## Work request
The line with "What's the underlying" marks where to begin. Please copy it and each line after it to the end of the records below, exactly.

Element data from apps and pages:
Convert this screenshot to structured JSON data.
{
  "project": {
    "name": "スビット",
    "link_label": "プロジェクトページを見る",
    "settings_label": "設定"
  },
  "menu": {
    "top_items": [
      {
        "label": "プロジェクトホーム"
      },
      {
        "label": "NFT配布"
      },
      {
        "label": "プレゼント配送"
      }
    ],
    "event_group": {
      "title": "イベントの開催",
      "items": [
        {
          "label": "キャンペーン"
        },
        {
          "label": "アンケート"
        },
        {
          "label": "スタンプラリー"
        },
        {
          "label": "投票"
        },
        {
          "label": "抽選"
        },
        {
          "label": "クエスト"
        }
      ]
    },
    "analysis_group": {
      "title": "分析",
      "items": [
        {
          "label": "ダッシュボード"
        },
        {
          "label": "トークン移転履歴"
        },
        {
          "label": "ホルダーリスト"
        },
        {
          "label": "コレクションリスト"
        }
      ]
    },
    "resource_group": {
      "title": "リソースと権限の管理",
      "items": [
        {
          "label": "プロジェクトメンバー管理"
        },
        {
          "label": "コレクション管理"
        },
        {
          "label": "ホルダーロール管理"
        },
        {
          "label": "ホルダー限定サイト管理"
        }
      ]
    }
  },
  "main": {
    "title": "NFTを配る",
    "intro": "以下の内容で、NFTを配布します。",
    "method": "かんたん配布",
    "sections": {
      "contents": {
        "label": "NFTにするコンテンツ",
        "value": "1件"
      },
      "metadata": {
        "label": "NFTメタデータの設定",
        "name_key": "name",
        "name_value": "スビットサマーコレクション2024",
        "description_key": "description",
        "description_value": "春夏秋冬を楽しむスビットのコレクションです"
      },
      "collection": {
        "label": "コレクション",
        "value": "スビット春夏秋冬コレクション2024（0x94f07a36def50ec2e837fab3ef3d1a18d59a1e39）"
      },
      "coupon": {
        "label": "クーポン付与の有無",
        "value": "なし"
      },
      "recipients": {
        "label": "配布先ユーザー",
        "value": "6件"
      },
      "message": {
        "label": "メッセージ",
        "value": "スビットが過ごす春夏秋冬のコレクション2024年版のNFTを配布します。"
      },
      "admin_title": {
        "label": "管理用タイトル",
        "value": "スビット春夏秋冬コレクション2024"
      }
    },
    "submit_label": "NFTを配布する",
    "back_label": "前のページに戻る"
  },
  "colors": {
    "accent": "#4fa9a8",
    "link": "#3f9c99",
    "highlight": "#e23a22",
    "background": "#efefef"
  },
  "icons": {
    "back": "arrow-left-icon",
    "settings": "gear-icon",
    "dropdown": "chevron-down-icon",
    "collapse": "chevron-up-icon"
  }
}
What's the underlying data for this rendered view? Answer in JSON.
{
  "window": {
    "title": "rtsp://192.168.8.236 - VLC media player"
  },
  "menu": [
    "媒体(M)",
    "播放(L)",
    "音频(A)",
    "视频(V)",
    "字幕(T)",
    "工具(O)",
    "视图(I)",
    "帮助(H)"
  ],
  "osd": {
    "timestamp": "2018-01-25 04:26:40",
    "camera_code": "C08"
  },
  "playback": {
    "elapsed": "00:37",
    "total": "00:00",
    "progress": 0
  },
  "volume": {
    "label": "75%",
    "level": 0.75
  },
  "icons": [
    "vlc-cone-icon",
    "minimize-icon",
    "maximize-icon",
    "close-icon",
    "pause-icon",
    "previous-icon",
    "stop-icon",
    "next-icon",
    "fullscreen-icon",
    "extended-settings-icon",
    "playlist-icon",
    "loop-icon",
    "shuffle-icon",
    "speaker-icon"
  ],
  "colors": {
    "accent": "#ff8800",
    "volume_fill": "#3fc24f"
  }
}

## Your solution
What's the underlying data for this rendered view? Answer in JSON.
{
  "window": {
    "title": "rtsp://192.168.8.236 - VLC media player"
  },
  "menu": [
    "媒体(M)",
    "播放(L)",
    "音频(A)",
    "视频(V)",
    "字幕(T)",
    "工具(O)",
    "视图(I)",
    "帮助(H)"
  ],
  "osd": {
    "timestamp": "2018-01-25 04:26:40",
    "camera_code": "C08"
  },
  "playback": {
    "elapsed": "00:37",
    "total": "00:00",
    "progress": 0
  },
  "volume": {
    "label": "75%",
    "level": 0.75
  },
  "icons": [
    "vlc-cone-icon",
    "minimize-icon",
    "maximize-icon",
    "close-icon",
    "pause-icon",
    "previous-icon",
    "stop-icon",
    "next-icon",
    "fullscreen-icon",
    "extended-settings-icon",
    "playlist-icon",
    "loop-icon",
    "shuffle-icon",
    "speaker-icon"
  ],
  "colors": {
    "accent": "#ff8800",
    "volume_fill": "#3fc24f"
  }
}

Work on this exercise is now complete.